A Tampa, Fla., contractor cut the time and cost of building a low-profile bridge by using a custom flying deck-forming system that remained rigid under extreme loads and long spans. The 650-foot-long, 90-foot-wide bridge—located on Blind Pass Road (State Road 699) in St. Pete Beach, Fla.—has an 18-inch-thick solid-concrete deck with 40-foot-long spans and no supporting girders. The deck-form panels were designed to support a full bridge span without intermediate supports, eliminating the need for midspan crutch bents.
The four-lane bridge, which crosses an intracoastal waterway, was designed to have a maximum clearance over the water of only 17 feet. Because of the low clearance, however, the contractor needed a deck-forming system that would be deep enough to support the heavy loads yet not so deep that, when installed at the shorelines, the forms would be immersed or require excavation for placement. The custom deck forming system that met those requirements consisted of three stiffened steel plate girders, intergirder bracing, roll-out carrier beams and aluminum beams with plywood decking.
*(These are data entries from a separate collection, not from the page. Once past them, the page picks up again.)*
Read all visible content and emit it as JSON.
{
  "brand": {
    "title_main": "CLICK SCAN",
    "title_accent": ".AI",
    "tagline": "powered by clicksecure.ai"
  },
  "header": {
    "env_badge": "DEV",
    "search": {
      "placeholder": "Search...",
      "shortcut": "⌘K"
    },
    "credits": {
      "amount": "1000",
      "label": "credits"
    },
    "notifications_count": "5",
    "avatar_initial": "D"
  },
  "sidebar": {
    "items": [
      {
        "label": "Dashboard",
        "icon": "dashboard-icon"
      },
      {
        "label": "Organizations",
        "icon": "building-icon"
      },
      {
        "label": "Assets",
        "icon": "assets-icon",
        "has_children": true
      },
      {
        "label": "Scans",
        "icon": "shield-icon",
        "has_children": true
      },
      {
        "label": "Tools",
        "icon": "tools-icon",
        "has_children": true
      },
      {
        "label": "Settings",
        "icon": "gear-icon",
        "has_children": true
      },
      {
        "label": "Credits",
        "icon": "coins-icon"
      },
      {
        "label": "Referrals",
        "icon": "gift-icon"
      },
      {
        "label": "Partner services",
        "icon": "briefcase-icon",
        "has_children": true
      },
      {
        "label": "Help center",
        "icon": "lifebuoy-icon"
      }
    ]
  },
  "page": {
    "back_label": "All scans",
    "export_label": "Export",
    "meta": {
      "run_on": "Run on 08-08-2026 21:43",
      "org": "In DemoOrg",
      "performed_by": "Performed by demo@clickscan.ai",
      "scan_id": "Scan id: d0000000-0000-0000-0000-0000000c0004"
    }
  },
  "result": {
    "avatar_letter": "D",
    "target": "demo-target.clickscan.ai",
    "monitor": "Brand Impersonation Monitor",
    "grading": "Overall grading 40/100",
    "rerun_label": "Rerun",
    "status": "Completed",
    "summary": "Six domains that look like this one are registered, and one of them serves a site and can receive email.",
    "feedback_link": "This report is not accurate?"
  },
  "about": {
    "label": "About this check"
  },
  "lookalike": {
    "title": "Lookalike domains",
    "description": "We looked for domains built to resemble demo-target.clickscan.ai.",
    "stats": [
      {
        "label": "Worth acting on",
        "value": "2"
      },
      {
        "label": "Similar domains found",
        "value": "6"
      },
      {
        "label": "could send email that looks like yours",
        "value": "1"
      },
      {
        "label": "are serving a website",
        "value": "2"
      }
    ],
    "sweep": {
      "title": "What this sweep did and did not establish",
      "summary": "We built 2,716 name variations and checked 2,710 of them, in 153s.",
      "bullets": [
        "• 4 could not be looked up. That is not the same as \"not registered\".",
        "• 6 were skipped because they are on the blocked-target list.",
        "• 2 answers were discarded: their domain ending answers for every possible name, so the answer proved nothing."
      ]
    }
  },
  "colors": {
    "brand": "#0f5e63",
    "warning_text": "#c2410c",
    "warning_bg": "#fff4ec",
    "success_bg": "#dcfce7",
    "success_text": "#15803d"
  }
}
The system was able to support the weight of the concrete and reinforcing steel for a 40-foot span (approximately 550,000 pounds) with a midspan deflection of only 5/8 inch. The forms also could be flown and set by crane, which simplified relocation.